The Convergence 2020 is the fourth no-travel, low-carbon conference organised by Transition Engineers. The first was Signs of Change in 2010 which had attendance of 275 at seven venues from Invercargill to Kerikeri, saving 400 hours in travel $140,000 in travel cost, and was 1000 times lower emissions than if all of the attendees travelled to Christchurch. The Convergence 2020 design of distributed mixed participation also turned out to have special significance in 2020 as the COVID pandemic meant that at any time a transmission alert may be in force for one city, region or the whole country. The programme for the day was available as an individual feed, and at the group venues.
The 2020ies will see the explosion of Transition Engineering
Daniel Kenning - Co-President, Global Association of Transition Engineering (London) TBC
||Core Concepts: The Mission and the InTIME Methodology and the Workflow Process

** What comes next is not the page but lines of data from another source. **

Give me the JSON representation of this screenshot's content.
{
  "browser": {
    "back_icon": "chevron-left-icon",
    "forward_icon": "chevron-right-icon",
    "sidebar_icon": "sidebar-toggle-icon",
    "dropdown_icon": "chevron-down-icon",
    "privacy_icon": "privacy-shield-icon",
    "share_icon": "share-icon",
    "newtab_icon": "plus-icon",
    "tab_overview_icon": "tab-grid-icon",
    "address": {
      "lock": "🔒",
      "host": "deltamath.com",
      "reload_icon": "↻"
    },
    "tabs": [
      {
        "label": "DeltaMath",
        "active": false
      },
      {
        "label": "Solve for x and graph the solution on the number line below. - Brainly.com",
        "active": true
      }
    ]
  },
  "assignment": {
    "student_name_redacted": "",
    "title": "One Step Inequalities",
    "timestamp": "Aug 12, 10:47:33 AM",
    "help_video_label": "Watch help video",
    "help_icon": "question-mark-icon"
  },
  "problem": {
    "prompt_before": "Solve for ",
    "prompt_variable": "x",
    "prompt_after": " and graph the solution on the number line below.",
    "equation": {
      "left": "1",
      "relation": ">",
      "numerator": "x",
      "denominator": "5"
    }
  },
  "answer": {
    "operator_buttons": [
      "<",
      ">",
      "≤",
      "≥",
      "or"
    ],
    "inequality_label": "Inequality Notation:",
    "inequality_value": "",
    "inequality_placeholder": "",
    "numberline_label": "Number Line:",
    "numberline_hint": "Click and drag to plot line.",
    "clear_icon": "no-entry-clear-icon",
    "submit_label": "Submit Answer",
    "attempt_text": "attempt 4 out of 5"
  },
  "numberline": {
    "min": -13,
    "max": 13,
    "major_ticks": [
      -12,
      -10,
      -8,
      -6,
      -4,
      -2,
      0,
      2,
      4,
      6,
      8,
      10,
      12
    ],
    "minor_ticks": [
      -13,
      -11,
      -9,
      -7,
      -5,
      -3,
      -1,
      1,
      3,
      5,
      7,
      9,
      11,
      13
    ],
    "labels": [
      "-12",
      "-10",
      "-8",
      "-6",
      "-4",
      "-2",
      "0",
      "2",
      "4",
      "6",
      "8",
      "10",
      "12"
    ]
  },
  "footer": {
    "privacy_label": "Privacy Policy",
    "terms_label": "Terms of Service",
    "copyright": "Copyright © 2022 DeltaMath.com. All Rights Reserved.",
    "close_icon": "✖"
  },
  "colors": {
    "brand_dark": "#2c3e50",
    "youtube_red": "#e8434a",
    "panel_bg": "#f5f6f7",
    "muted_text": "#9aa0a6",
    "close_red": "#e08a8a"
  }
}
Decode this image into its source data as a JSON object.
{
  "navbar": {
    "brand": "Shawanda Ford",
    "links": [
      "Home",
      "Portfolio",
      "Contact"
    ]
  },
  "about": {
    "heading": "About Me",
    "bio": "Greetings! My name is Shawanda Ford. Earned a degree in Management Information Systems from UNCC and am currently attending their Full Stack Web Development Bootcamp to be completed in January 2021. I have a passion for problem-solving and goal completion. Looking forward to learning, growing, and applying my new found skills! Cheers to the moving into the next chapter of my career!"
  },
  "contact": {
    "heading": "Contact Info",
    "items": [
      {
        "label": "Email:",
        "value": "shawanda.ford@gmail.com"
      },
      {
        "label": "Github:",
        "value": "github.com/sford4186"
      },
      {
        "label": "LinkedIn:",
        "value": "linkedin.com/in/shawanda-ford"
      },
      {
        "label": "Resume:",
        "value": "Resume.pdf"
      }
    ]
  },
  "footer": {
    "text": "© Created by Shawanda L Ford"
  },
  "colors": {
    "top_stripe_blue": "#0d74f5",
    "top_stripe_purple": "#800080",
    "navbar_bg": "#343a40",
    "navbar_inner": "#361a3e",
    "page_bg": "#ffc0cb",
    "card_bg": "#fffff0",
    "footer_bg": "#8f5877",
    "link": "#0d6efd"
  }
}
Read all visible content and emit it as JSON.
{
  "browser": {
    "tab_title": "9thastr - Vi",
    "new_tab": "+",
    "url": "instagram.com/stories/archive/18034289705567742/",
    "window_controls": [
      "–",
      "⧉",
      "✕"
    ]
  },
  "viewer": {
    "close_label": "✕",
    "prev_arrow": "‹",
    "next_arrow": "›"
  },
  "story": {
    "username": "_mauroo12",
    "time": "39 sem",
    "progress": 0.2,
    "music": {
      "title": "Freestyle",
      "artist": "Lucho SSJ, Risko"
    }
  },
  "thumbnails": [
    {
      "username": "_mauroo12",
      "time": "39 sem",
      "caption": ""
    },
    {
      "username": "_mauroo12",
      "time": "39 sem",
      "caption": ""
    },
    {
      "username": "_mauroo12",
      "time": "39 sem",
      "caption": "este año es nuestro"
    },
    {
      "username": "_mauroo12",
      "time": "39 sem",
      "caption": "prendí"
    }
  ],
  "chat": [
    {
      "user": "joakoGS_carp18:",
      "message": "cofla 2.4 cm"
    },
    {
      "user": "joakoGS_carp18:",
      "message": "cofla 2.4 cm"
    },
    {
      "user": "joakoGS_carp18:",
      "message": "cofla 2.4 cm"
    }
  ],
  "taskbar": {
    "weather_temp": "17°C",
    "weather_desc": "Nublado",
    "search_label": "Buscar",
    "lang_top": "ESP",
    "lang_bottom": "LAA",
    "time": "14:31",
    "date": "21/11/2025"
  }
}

Prof. Susan Krumdieck, Professor of Energy Transition Engineering at Heriot Watt University, Adjunct Professor at the University of Canterbury
The Maori perspective and the alignment with the Transition Engineering approach
Johnnie Freeland, Project Specialist, Iwi Maori Partnerships, Orana Tamariki, Whakapapa Centred Designer
InTIME Step 3 - Crash testing scenarios. Let's test drive the Hydrogen fuel scenarios.
Susan Krumdieck, Professor in Mechanical Engineering, and Johann Land, PhD in Chemical and Processing Engineering
Wicked Problem 1 - Jamie Silk: Natural Gas Firming and Peak Generation - Taranaki
Wicked Problem 2 - Daniel Bishop: Low Standard, Unhealthy Homes - Ruapehu
Wicked Problem 3 - Millie Robinson: Wood Home Heating and Air Pollution - Christchurch
Wicked Problem 4 - Isabel Andrade Beltran: Coal Heat for Buildings at University of Canterbury
Wicked Problem 5 - Stacy Rendall: The Car City - InTIME Analysis and Insights
Wicked Problem 6 - Johann Land: The Car City - Shift Project innovation revealed
Wicked Problem 7 - Patricio Gallardo Ocampo: Testing out the Electric Vehicle Scenario
Grant Symons, Transition HQ
David Kidd, WSP
Commentator Rod Oram The Context of the Carbon Transition
Prof Susan Krumdieck, Chair in Energy Transition Engineering, Heriot-Watt University, Edinburgh, Scotland
Dr Russel Norman, Executive Director Greenpeace Aotearoa
Craig Price, Chief Technical Officer, Beca
Attendees at the 2020 Transition Convergence voted on the next urgent actions that they would spend 4 hours on in the next month.
- All STEM professionals complete "Climate Emergency First Response InTIME" training by 2022
- Establishment of the Transition Lab at University of Canterbury for research and InTIME Project support, Partner with Ara Ake, Transition HQ and other labs and organisations
- Prime Minister appoints a Transition Engineering Advisor
- Write a GATE Standard for Duty of Care on Transition Downshift of Fossil Fuel
Questions of Convergence
Use of the Slido App throughout the Convergence produced a wealth of questions and comments. Participants were able to vote up questions. A few were addressed during the question time on the day. But there are so many good questions that we have posted them according to topic on the GATE LinkedIn Discussion Forum at the link below.
Question and Answer Discussion Continues on LinkedIn
The Convergence for the purpose of contributing to the transition to low carbon could not have been possible without the generous provision of the venues by the University of Canterbury, Auckland University of Technology, Victoria University at Wellington, Otago University, Western Institute of Technology, Beca, and Southern Institute of Technology.